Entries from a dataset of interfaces
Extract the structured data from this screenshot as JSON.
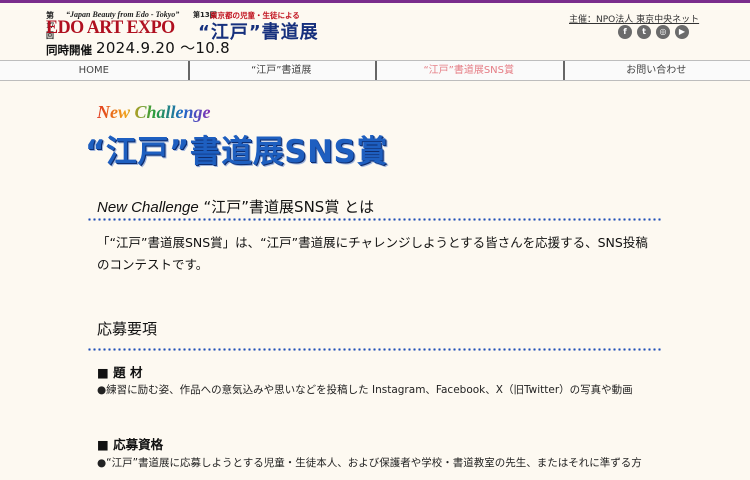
{
  "header": {
    "edo": {
      "edition": "第17回",
      "tagline": "“Japan Beauty from Edo - Tokyo”",
      "title": "EDO ART EXPO"
    },
    "shodo": {
      "edition": "第13回",
      "subtitle": "東京都の児童・生徒による",
      "title": "“江戸”書道展"
    },
    "concurrent_label": "同時開催",
    "dates": "2024.9.20 〜10.8",
    "organizer": "主催：NPO法人 東京中央ネット",
    "social": [
      "facebook-icon",
      "twitter-icon",
      "instagram-icon",
      "youtube-icon"
    ]
  },
  "nav": {
    "items": [
      "HOME",
      "“江戸”書道展",
      "“江戸”書道展SNS賞",
      "お問い合わせ"
    ],
    "active_color": "#e57c84"
  },
  "hero": {
    "new_challenge": "New Challenge",
    "title": "“江戸”書道展SNS賞"
  },
  "about": {
    "heading_italic": "New Challenge",
    "heading_rest": "“江戸”書道展SNS賞 とは",
    "text": "「“江戸”書道展SNS賞」は、“江戸”書道展にチャレンジしようとする皆さんを応援する、SNS投稿のコンテストです。"
  },
  "requirements": {
    "heading": "応募要項",
    "theme_heading": "■ 題 材",
    "theme_text": "●練習に励む姿、作品への意気込みや思いなどを投稿した Instagram、Facebook、X（旧Twitter）の写真や動画",
    "eligibility_heading": "■ 応募資格",
    "eligibility_text": "●“江戸”書道展に応募しようとする児童・生徒本人、および保護者や学校・書道教室の先生、またはそれに準ずる方"
  },
  "colors": {
    "purple_bar": "#7a2d8c",
    "brand_blue": "#1e5fc0",
    "dot_blue": "#1f4fb8",
    "edo_red": "#b01020"
  }
}
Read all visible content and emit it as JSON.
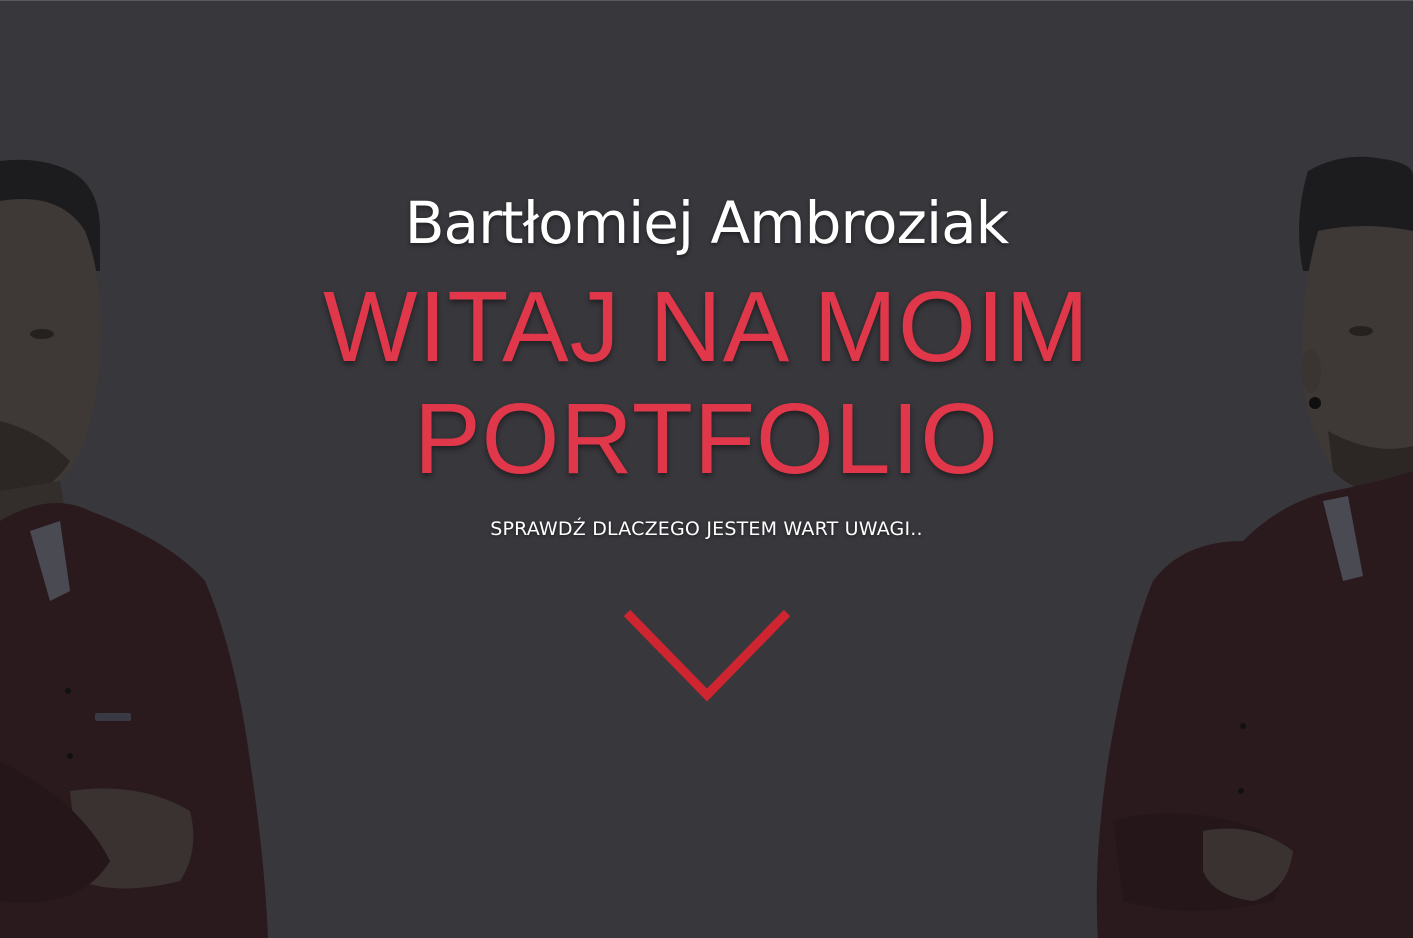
{
  "hero": {
    "name": "Bartłomiej Ambroziak",
    "headline": "WITAJ NA MOIM PORTFOLIO",
    "tagline": "SPRAWDŹ DLACZEGO JESTEM WART UWAGI.."
  },
  "scroll_down": {
    "icon": "chevron-down-icon",
    "color": "#cf2530"
  },
  "colors": {
    "background": "#38373c",
    "accent": "#e0384a",
    "text": "#ffffff"
  }
}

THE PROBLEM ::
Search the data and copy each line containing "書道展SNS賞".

EXPECTED ANSWER ::
      "“江戸”書道展SNS賞",
    "title": "“江戸”書道展SNS賞"
    "heading_rest": "“江戸”書道展SNS賞 とは",
    "text": "「“江戸”書道展SNS賞」は、“江戸”書道展にチャレンジしようとする皆さんを応援する、SNS投稿のコンテストです。"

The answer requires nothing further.